In the last few years, however, a variety of factors have led USNews to change and re-change its methodology, with the result being that even the T14 rankings are all over the place.  This year, Cornell lost its coveted #13 spot (by one slot, and only due to a fluke, but still), and Harvard is now tied for fourth with ... Duke, which has spent the last forever in the #10-12 range.  Berkeley is the new #12.  In a private email, a colleague wrote:

I'm hoping that with what now looks like perennial changes, these rankings become increasingly irrelevant.

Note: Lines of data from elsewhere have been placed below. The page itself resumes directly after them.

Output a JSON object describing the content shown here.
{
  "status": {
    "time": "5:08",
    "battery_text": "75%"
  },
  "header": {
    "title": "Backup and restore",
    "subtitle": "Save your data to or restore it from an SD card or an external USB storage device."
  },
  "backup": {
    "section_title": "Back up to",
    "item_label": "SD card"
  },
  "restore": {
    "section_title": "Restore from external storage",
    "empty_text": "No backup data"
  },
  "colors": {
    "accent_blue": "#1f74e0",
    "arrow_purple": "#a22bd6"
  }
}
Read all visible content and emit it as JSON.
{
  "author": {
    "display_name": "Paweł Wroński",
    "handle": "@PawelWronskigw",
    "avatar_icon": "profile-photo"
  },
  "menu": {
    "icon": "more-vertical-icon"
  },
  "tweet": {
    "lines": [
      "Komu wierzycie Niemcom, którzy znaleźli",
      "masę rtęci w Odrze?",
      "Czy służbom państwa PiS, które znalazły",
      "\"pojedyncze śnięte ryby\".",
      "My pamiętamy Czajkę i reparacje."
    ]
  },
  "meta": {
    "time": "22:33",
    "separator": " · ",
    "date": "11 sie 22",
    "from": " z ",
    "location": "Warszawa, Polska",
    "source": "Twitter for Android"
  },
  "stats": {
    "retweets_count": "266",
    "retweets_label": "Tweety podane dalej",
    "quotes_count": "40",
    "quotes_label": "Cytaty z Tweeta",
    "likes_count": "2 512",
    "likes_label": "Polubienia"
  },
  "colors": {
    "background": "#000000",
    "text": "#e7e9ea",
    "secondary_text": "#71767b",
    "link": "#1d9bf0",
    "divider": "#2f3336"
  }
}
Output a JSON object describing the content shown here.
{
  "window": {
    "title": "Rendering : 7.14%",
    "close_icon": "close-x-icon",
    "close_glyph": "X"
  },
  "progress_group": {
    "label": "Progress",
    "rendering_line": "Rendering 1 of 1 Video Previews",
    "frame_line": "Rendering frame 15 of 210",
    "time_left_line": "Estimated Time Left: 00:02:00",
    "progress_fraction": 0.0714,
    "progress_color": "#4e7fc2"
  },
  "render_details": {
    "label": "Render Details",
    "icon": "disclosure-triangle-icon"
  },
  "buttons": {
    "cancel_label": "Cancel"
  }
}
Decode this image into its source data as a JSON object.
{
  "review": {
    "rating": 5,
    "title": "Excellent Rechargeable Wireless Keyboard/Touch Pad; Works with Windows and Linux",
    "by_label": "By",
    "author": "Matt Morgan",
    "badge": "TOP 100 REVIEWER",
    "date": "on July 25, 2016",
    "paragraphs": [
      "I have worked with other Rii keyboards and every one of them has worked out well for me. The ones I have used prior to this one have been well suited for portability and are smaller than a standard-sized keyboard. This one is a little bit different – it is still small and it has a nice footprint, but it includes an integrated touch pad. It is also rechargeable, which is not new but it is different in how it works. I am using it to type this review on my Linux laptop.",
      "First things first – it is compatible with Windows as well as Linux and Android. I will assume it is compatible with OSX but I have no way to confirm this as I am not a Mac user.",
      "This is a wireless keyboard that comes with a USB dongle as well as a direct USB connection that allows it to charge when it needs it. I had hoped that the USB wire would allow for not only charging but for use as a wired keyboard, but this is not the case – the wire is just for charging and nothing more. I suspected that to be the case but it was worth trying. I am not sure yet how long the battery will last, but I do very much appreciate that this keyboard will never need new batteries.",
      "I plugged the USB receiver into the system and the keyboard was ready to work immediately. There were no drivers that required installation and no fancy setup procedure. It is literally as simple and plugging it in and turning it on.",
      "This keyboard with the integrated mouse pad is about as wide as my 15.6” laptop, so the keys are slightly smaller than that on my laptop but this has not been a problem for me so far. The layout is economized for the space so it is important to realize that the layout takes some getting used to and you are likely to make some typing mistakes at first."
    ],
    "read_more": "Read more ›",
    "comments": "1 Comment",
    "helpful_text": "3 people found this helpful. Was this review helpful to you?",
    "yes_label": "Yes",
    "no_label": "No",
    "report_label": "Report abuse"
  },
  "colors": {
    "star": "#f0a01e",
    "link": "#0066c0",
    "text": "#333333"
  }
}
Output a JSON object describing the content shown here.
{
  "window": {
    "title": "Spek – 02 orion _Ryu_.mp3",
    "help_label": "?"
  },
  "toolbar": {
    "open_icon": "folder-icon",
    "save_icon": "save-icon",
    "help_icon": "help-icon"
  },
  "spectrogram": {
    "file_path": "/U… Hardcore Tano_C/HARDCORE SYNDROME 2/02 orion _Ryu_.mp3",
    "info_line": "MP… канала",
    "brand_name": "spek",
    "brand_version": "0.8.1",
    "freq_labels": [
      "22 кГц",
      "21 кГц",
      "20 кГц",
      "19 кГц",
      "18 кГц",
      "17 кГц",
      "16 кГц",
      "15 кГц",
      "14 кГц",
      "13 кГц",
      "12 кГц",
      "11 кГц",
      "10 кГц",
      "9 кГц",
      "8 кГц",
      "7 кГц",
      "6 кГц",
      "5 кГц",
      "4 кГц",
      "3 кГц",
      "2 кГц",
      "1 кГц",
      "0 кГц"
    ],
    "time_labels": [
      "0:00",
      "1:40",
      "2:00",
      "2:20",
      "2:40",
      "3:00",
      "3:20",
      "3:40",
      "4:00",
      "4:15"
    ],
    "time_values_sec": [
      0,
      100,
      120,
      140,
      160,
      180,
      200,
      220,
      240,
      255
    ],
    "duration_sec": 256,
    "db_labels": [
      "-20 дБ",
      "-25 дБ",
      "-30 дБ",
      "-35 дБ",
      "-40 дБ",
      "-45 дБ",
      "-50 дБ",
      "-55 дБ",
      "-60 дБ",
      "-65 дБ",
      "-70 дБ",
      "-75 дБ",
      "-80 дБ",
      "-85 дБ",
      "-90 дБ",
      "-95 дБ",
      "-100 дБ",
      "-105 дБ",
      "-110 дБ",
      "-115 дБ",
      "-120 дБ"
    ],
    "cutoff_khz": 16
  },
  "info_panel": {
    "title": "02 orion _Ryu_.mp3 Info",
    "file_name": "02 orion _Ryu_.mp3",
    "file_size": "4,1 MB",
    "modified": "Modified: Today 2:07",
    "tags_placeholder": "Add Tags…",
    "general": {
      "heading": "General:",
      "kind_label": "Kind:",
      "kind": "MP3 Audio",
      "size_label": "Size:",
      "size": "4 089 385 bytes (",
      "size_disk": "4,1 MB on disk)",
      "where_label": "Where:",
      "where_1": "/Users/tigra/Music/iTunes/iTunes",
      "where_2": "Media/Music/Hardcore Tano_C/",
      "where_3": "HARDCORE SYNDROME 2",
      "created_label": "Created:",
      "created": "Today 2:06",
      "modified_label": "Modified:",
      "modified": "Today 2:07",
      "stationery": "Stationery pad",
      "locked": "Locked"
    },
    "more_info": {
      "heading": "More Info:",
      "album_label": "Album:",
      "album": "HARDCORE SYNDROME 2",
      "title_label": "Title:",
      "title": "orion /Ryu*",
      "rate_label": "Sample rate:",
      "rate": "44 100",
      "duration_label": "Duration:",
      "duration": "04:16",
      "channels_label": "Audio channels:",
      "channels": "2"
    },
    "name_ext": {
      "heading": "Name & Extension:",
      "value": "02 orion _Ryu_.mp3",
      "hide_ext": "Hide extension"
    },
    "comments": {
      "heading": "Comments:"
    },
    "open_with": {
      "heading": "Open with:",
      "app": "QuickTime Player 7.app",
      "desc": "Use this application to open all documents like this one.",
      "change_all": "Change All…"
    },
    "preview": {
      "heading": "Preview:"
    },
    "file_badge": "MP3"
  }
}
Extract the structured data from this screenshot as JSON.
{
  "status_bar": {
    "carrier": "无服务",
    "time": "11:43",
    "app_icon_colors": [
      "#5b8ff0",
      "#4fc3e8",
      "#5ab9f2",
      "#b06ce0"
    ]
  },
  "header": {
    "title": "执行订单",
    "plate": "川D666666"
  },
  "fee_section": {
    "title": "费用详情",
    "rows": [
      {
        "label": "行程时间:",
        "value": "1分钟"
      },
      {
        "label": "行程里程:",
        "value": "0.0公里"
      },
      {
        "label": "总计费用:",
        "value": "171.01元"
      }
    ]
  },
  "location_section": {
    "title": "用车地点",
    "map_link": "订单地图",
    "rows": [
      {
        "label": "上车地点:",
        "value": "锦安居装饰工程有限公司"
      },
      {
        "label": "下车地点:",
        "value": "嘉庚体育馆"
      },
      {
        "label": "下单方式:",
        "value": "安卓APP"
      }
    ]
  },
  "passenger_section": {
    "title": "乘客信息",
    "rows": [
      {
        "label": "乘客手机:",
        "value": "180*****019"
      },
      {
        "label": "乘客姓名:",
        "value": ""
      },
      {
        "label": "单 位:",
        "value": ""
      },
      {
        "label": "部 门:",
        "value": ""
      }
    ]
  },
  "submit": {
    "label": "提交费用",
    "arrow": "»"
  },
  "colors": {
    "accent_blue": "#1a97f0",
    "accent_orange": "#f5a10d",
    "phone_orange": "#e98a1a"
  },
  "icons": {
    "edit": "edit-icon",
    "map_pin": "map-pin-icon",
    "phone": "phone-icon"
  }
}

No prudent prospective student decides to go to, say, the number 7 law school rather than the number 11 law school if it's random whether those schools will have flip-flopped in a couple of years when they're looking for a job.

The net result of all this, then, could be that rankings will lose their salience.  I suspect, however, that it is more likely that we will see increasingly desperate and expensive attempts by schools to insure against unpleasant rankings outcomes, while students will ever more frantically shop themselves to schools in their own version of the transfer portal.  NIL's might never arrive in law (although I would never count out any insane outcome), but the arms race is just as intense, and there are scholarships and stipends to be had.

To be sure, there are clear downsides to a world in which there is little change in the haves and have-nots.  Some churn is good.  Unfortunately, in both college sports lol and school rankings, what has replaced rigidity is nothing short of chaos.  People are chasing dollars and rankings in increasingly wasteful ways, and there is no obvious mechanism to bring even a bit of sanity to these worlds.

As I noted at the beginning of Tuesday's column, however, there are much larger forces at work that will destroy universities very directly.  Sports and rankings are harmful in increasingly obvious ways, but they are nothing compared to what the Republicans would like to do to our entire system of higher education.  Stay tuned.